The planned construction of hydropowered dams on the Mekong River in South-East Asia could jeopardise livelihoods, water access and food security for 60 million people, across Cambodia, Laos, Thailand and Vietnam, according to a study.
The study reports that dams will block fish migration routes and decimate fish supplies in the lower Mekong region.
As fish dwindle, communities will have to look for alternative sources of protein, such as livestock and poultry. Raising these will require more land and water, and be prohibitively expensive.
"People talk about food security in relation to dams but we need to put the numbers to what that really means," says Stuart Orr, freshwater manager at World Wildlife Fund (WWF) International and co-author of the study published in the October issue of Global Environmental Change.
Orr presented the study at the Third Mekong Forum on Water, Food and Energy, convened by the Consultative Group on International Agricultural Research's (CGIAR) Challenge Program on Water and Food (CPWF), in Hanoi, Vietnam, this month (November 13-14).
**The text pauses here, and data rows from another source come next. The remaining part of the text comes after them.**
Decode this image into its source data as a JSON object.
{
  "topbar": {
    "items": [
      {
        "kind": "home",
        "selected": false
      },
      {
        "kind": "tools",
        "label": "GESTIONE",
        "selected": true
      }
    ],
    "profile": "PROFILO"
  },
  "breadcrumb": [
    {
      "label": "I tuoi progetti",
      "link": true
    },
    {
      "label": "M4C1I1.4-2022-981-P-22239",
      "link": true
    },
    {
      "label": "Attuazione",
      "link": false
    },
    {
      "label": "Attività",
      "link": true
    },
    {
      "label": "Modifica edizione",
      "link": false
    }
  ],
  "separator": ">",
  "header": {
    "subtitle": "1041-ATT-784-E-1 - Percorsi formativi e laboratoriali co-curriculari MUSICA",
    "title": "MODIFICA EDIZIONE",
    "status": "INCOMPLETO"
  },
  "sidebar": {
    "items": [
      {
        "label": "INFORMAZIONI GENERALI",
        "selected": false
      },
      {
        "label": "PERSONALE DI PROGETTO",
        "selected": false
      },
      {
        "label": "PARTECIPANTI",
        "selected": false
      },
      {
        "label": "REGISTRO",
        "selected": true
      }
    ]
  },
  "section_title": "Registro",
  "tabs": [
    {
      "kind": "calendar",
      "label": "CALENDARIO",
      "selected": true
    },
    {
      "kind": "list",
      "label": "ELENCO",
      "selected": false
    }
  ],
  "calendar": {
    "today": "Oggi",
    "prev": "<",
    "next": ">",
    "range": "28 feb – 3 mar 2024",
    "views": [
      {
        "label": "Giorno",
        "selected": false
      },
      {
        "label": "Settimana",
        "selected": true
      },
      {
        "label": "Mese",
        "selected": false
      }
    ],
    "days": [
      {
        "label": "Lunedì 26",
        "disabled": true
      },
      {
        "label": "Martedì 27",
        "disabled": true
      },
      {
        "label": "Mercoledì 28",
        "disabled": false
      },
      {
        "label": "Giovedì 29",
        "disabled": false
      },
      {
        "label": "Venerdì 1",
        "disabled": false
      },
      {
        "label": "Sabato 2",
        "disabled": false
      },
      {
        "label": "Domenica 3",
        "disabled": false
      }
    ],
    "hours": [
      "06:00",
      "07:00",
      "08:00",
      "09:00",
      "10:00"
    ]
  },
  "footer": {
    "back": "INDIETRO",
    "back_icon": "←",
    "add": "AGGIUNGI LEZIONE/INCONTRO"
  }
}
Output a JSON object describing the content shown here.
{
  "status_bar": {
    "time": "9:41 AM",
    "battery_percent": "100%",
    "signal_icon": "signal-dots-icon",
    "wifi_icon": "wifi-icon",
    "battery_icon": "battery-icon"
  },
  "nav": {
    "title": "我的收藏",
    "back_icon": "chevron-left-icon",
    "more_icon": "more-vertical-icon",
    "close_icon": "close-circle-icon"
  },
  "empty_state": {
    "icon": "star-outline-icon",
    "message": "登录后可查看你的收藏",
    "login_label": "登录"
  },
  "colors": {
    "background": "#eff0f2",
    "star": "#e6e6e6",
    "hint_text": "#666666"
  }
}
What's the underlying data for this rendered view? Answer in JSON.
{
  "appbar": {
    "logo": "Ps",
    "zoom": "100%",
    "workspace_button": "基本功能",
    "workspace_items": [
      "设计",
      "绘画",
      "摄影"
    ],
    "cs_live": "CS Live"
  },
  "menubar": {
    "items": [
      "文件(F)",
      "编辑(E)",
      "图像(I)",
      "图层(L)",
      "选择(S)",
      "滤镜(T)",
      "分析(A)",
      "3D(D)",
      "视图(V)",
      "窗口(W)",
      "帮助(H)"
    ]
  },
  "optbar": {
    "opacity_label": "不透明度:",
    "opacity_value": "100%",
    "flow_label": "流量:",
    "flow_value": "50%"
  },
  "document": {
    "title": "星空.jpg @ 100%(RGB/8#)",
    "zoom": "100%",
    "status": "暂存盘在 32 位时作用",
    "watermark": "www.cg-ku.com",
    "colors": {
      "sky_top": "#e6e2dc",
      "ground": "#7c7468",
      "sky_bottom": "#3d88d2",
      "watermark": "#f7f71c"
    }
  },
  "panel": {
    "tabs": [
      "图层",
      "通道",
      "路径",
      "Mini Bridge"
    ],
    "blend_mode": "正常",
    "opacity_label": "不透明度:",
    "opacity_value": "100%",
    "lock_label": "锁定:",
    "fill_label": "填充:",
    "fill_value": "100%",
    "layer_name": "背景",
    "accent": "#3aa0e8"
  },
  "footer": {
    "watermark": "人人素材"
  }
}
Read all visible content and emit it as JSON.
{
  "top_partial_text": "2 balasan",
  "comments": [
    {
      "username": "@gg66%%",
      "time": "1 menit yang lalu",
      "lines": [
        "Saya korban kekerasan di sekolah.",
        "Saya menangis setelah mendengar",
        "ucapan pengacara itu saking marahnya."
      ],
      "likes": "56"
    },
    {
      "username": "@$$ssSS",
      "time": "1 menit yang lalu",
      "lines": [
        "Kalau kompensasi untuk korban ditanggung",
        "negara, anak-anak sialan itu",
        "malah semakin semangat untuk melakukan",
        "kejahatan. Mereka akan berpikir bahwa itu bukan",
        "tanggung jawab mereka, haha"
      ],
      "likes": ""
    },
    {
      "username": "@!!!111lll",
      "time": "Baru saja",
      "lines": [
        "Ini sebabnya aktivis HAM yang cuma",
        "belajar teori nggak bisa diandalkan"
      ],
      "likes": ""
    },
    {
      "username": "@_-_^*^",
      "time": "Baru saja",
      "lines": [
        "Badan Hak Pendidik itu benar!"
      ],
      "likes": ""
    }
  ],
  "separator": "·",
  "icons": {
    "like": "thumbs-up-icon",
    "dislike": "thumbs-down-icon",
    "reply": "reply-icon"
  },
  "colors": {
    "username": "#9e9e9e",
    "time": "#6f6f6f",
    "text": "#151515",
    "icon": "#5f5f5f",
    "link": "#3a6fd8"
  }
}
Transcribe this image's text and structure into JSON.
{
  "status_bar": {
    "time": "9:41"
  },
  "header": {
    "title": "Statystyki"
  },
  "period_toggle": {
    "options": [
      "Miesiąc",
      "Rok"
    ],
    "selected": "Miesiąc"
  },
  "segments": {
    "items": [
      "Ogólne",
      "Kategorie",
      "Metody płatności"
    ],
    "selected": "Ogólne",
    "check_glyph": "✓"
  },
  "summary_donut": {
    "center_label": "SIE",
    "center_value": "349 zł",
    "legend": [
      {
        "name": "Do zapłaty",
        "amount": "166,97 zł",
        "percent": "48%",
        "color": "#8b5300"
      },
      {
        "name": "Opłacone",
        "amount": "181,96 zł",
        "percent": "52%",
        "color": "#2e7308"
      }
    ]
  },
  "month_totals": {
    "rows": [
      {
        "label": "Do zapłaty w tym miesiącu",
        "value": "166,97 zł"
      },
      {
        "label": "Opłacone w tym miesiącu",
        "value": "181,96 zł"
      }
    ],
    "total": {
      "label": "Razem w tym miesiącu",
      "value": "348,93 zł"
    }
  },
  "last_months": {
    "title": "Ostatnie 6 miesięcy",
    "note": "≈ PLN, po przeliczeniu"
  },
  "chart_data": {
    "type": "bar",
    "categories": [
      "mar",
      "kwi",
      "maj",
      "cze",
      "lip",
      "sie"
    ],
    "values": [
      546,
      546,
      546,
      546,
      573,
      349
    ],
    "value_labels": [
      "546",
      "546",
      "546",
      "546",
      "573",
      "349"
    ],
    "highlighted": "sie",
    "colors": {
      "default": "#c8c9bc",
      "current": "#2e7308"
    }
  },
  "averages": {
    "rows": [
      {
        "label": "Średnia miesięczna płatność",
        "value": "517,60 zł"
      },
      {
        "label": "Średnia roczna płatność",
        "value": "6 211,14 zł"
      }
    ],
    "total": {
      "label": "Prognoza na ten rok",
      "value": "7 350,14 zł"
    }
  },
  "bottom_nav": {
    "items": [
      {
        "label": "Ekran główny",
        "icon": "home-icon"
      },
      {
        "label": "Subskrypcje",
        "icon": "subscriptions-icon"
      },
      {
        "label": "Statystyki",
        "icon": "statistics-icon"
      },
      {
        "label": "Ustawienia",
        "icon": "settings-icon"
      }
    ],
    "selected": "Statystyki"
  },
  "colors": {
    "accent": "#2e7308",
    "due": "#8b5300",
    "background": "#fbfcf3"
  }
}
Orr says that if all 88 planned dams were developed, Mekong communities would be faced with sourcing close to 40 per cent of lost fish protein from other sources.
And to replace fish protein with domestic livestock protein would require up to 63 per cent more pasture lands and up to 17 per cent more water, the study says.
Article continues at ENN affiliate, Science and Development Network
Mekong Fisherman image via Shutterstock